Activity: Go through the material under this sentence. Return every line holding "Зеленый".

Listed records:

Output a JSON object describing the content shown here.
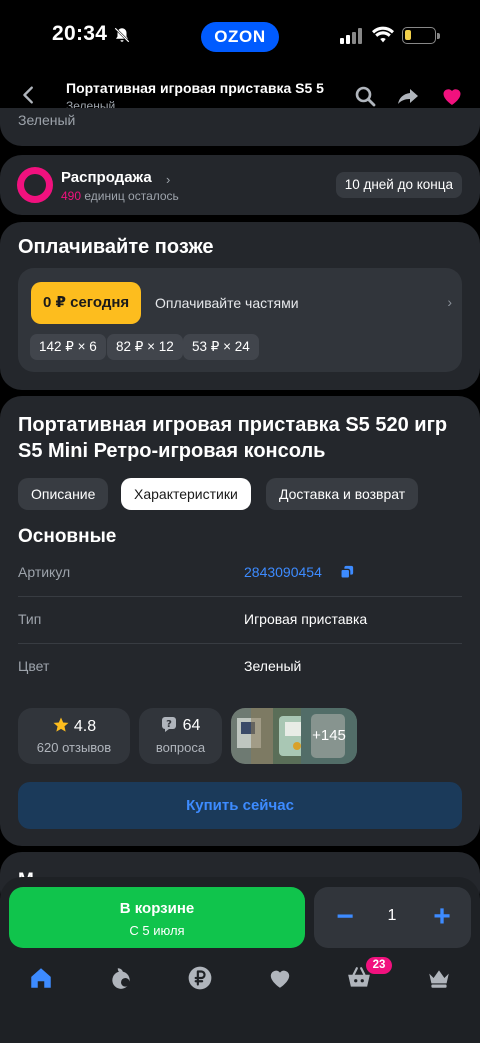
{
  "status_bar": {
    "time": "20:34",
    "brand": "OZON"
  },
  "header": {
    "title": "Портативная игровая приставка S5 5",
    "subtitle": "Зеленый"
  },
  "top_card": {
    "peek_text": "Зеленый"
  },
  "sale": {
    "title": "Распродажа",
    "remaining_count": "490",
    "remaining_text": "единиц осталось",
    "days_left": "10 дней до конца"
  },
  "pay_later": {
    "title": "Оплачивайте позже",
    "today_label": "0 ₽ сегодня",
    "parts_label": "Оплачивайте частями",
    "chips": [
      "142 ₽ × 6",
      "82 ₽ × 12",
      "53 ₽ × 24"
    ]
  },
  "product": {
    "title": "Портативная игровая приставка S5 520 игр S5 Mini Ретро-игровая консоль",
    "tabs": [
      "Описание",
      "Характеристики",
      "Доставка и возврат"
    ],
    "active_tab": "Характеристики",
    "section_title": "Основные",
    "specs": [
      {
        "key": "Артикул",
        "value": "2843090454"
      },
      {
        "key": "Тип",
        "value": "Игровая приставка"
      },
      {
        "key": "Цвет",
        "value": "Зеленый"
      }
    ],
    "rating": "4.8",
    "reviews": "620 отзывов",
    "questions_count": "64",
    "questions_label": "вопроса",
    "photos_more": "+145",
    "buy_now": "Купить сейчас"
  },
  "next_section": {
    "peek_text": "М"
  },
  "cart": {
    "label": "В корзине",
    "delivery": "С 5 июля",
    "quantity": "1"
  },
  "bottom_nav": {
    "items": [
      "home-icon",
      "fresh-icon",
      "ruble-icon",
      "favorites-icon",
      "cart-icon",
      "profile-icon"
    ],
    "cart_badge": "23"
  },
  "colors": {
    "background": "#000000",
    "card": "#24272c",
    "accent_blue": "#3d8bff",
    "brand_blue": "#005bff",
    "sale_pink": "#f1117e",
    "pay_yellow": "#fdbd1e",
    "cart_green": "#10c44c"
  }
}
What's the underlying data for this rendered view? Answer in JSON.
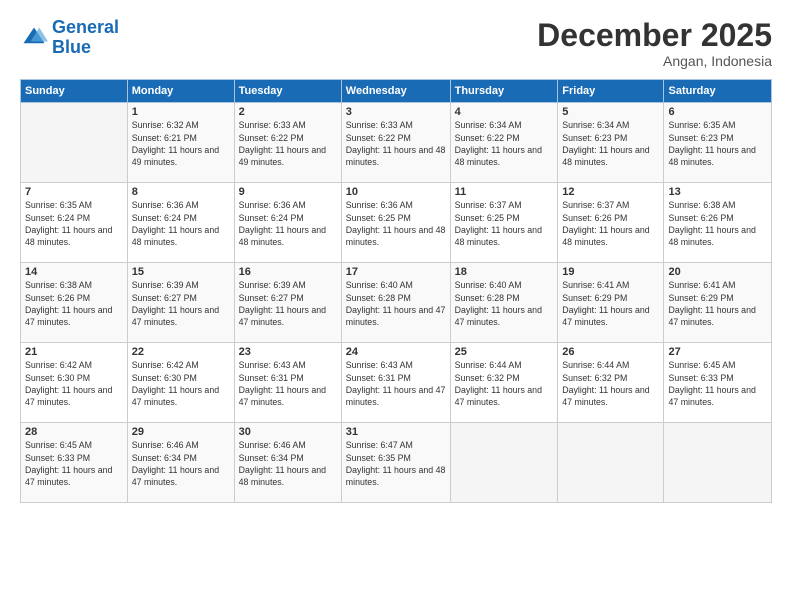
{
  "logo": {
    "line1": "General",
    "line2": "Blue"
  },
  "title": "December 2025",
  "subtitle": "Angan, Indonesia",
  "header": {
    "days": [
      "Sunday",
      "Monday",
      "Tuesday",
      "Wednesday",
      "Thursday",
      "Friday",
      "Saturday"
    ]
  },
  "weeks": [
    [
      {
        "day": "",
        "sunrise": "",
        "sunset": "",
        "daylight": ""
      },
      {
        "day": "1",
        "sunrise": "Sunrise: 6:32 AM",
        "sunset": "Sunset: 6:21 PM",
        "daylight": "Daylight: 11 hours and 49 minutes."
      },
      {
        "day": "2",
        "sunrise": "Sunrise: 6:33 AM",
        "sunset": "Sunset: 6:22 PM",
        "daylight": "Daylight: 11 hours and 49 minutes."
      },
      {
        "day": "3",
        "sunrise": "Sunrise: 6:33 AM",
        "sunset": "Sunset: 6:22 PM",
        "daylight": "Daylight: 11 hours and 48 minutes."
      },
      {
        "day": "4",
        "sunrise": "Sunrise: 6:34 AM",
        "sunset": "Sunset: 6:22 PM",
        "daylight": "Daylight: 11 hours and 48 minutes."
      },
      {
        "day": "5",
        "sunrise": "Sunrise: 6:34 AM",
        "sunset": "Sunset: 6:23 PM",
        "daylight": "Daylight: 11 hours and 48 minutes."
      },
      {
        "day": "6",
        "sunrise": "Sunrise: 6:35 AM",
        "sunset": "Sunset: 6:23 PM",
        "daylight": "Daylight: 11 hours and 48 minutes."
      }
    ],
    [
      {
        "day": "7",
        "sunrise": "Sunrise: 6:35 AM",
        "sunset": "Sunset: 6:24 PM",
        "daylight": "Daylight: 11 hours and 48 minutes."
      },
      {
        "day": "8",
        "sunrise": "Sunrise: 6:36 AM",
        "sunset": "Sunset: 6:24 PM",
        "daylight": "Daylight: 11 hours and 48 minutes."
      },
      {
        "day": "9",
        "sunrise": "Sunrise: 6:36 AM",
        "sunset": "Sunset: 6:24 PM",
        "daylight": "Daylight: 11 hours and 48 minutes."
      },
      {
        "day": "10",
        "sunrise": "Sunrise: 6:36 AM",
        "sunset": "Sunset: 6:25 PM",
        "daylight": "Daylight: 11 hours and 48 minutes."
      },
      {
        "day": "11",
        "sunrise": "Sunrise: 6:37 AM",
        "sunset": "Sunset: 6:25 PM",
        "daylight": "Daylight: 11 hours and 48 minutes."
      },
      {
        "day": "12",
        "sunrise": "Sunrise: 6:37 AM",
        "sunset": "Sunset: 6:26 PM",
        "daylight": "Daylight: 11 hours and 48 minutes."
      },
      {
        "day": "13",
        "sunrise": "Sunrise: 6:38 AM",
        "sunset": "Sunset: 6:26 PM",
        "daylight": "Daylight: 11 hours and 48 minutes."
      }
    ],
    [
      {
        "day": "14",
        "sunrise": "Sunrise: 6:38 AM",
        "sunset": "Sunset: 6:26 PM",
        "daylight": "Daylight: 11 hours and 47 minutes."
      },
      {
        "day": "15",
        "sunrise": "Sunrise: 6:39 AM",
        "sunset": "Sunset: 6:27 PM",
        "daylight": "Daylight: 11 hours and 47 minutes."
      },
      {
        "day": "16",
        "sunrise": "Sunrise: 6:39 AM",
        "sunset": "Sunset: 6:27 PM",
        "daylight": "Daylight: 11 hours and 47 minutes."
      },
      {
        "day": "17",
        "sunrise": "Sunrise: 6:40 AM",
        "sunset": "Sunset: 6:28 PM",
        "daylight": "Daylight: 11 hours and 47 minutes."
      },
      {
        "day": "18",
        "sunrise": "Sunrise: 6:40 AM",
        "sunset": "Sunset: 6:28 PM",
        "daylight": "Daylight: 11 hours and 47 minutes."
      },
      {
        "day": "19",
        "sunrise": "Sunrise: 6:41 AM",
        "sunset": "Sunset: 6:29 PM",
        "daylight": "Daylight: 11 hours and 47 minutes."
      },
      {
        "day": "20",
        "sunrise": "Sunrise: 6:41 AM",
        "sunset": "Sunset: 6:29 PM",
        "daylight": "Daylight: 11 hours and 47 minutes."
      }
    ],
    [
      {
        "day": "21",
        "sunrise": "Sunrise: 6:42 AM",
        "sunset": "Sunset: 6:30 PM",
        "daylight": "Daylight: 11 hours and 47 minutes."
      },
      {
        "day": "22",
        "sunrise": "Sunrise: 6:42 AM",
        "sunset": "Sunset: 6:30 PM",
        "daylight": "Daylight: 11 hours and 47 minutes."
      },
      {
        "day": "23",
        "sunrise": "Sunrise: 6:43 AM",
        "sunset": "Sunset: 6:31 PM",
        "daylight": "Daylight: 11 hours and 47 minutes."
      },
      {
        "day": "24",
        "sunrise": "Sunrise: 6:43 AM",
        "sunset": "Sunset: 6:31 PM",
        "daylight": "Daylight: 11 hours and 47 minutes."
      },
      {
        "day": "25",
        "sunrise": "Sunrise: 6:44 AM",
        "sunset": "Sunset: 6:32 PM",
        "daylight": "Daylight: 11 hours and 47 minutes."
      },
      {
        "day": "26",
        "sunrise": "Sunrise: 6:44 AM",
        "sunset": "Sunset: 6:32 PM",
        "daylight": "Daylight: 11 hours and 47 minutes."
      },
      {
        "day": "27",
        "sunrise": "Sunrise: 6:45 AM",
        "sunset": "Sunset: 6:33 PM",
        "daylight": "Daylight: 11 hours and 47 minutes."
      }
    ],
    [
      {
        "day": "28",
        "sunrise": "Sunrise: 6:45 AM",
        "sunset": "Sunset: 6:33 PM",
        "daylight": "Daylight: 11 hours and 47 minutes."
      },
      {
        "day": "29",
        "sunrise": "Sunrise: 6:46 AM",
        "sunset": "Sunset: 6:34 PM",
        "daylight": "Daylight: 11 hours and 47 minutes."
      },
      {
        "day": "30",
        "sunrise": "Sunrise: 6:46 AM",
        "sunset": "Sunset: 6:34 PM",
        "daylight": "Daylight: 11 hours and 48 minutes."
      },
      {
        "day": "31",
        "sunrise": "Sunrise: 6:47 AM",
        "sunset": "Sunset: 6:35 PM",
        "daylight": "Daylight: 11 hours and 48 minutes."
      },
      {
        "day": "",
        "sunrise": "",
        "sunset": "",
        "daylight": ""
      },
      {
        "day": "",
        "sunrise": "",
        "sunset": "",
        "daylight": ""
      },
      {
        "day": "",
        "sunrise": "",
        "sunset": "",
        "daylight": ""
      }
    ]
  ]
}
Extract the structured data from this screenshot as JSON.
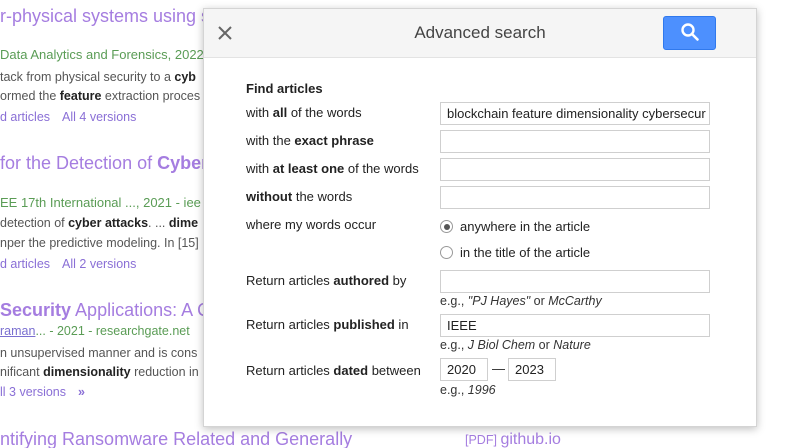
{
  "background": {
    "r1_title": "r-physical systems using su",
    "r1_source": "Data Analytics and Forensics, 2022",
    "r1_snip1_a": "tack from physical security to a ",
    "r1_snip1_b": "cyb",
    "r1_snip2_a": "ormed the ",
    "r1_snip2_b": "feature",
    "r1_snip2_c": " extraction proces",
    "r1_links": [
      "d articles",
      "All 4 versions"
    ],
    "r2_title_a": "for the Detection of ",
    "r2_title_b": "Cyber A",
    "r2_source": "EE 17th International ..., 2021 - iee",
    "r2_snip1_a": "detection of ",
    "r2_snip1_b": "cyber attacks",
    "r2_snip1_c": ". ... ",
    "r2_snip1_d": "dime",
    "r2_snip2": "nper the predictive modeling. In [15]",
    "r2_links": [
      "d articles",
      "All 2 versions"
    ],
    "r3_title_a": "Security",
    "r3_title_b": " Applications: A Co",
    "r3_author_a": "raman",
    "r3_author_b": "... - 2021 - researchgate.net",
    "r3_snip1": "n unsupervised manner and is cons",
    "r3_snip2_a": "nificant ",
    "r3_snip2_b": "dimensionality",
    "r3_snip2_c": " reduction in",
    "r3_links": [
      "ll 3 versions",
      "»"
    ],
    "r4_title": "ntifying Ransomware Related and Generally",
    "r4_pdf_tag": "[PDF]",
    "r4_pdf_domain": "github.io"
  },
  "dialog": {
    "title": "Advanced search",
    "find_articles": "Find articles",
    "all_words": {
      "pre": "with ",
      "bold": "all",
      "post": " of the words",
      "value": "blockchain feature dimensionality cybersecur"
    },
    "exact_phrase": {
      "pre": "with the ",
      "bold": "exact phrase",
      "post": "",
      "value": ""
    },
    "at_least_one": {
      "pre": "with ",
      "bold": "at least one",
      "post": " of the words",
      "value": ""
    },
    "without": {
      "pre": "",
      "bold": "without",
      "post": " the words",
      "value": ""
    },
    "occur": {
      "label": "where my words occur",
      "options": [
        "anywhere in the article",
        "in the title of the article"
      ],
      "selected": 0
    },
    "authored": {
      "pre": "Return articles ",
      "bold": "authored",
      "post": " by",
      "value": "",
      "hint_pre": "e.g., ",
      "hint_i1": "\"PJ Hayes\"",
      "hint_mid": " or ",
      "hint_i2": "McCarthy"
    },
    "published": {
      "pre": "Return articles ",
      "bold": "published",
      "post": " in",
      "value": "IEEE",
      "hint_pre": "e.g., ",
      "hint_i1": "J Biol Chem",
      "hint_mid": " or ",
      "hint_i2": "Nature"
    },
    "dated": {
      "pre": "Return articles ",
      "bold": "dated",
      "post": " between",
      "from": "2020",
      "dash": "—",
      "to": "2023",
      "hint_pre": "e.g., ",
      "hint_i1": "1996"
    }
  },
  "colors": {
    "accent": "#4d90fe",
    "title_purple": "#a57de0",
    "source_green": "#5a9c55"
  },
  "icons": {
    "close": "close-icon",
    "search": "search-icon",
    "double_chevron": "double-chevron-icon"
  }
}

Answer section:
    "subtitle": "Зеленый"
    "peek_text": "Зеленый"
        "value": "Зеленый"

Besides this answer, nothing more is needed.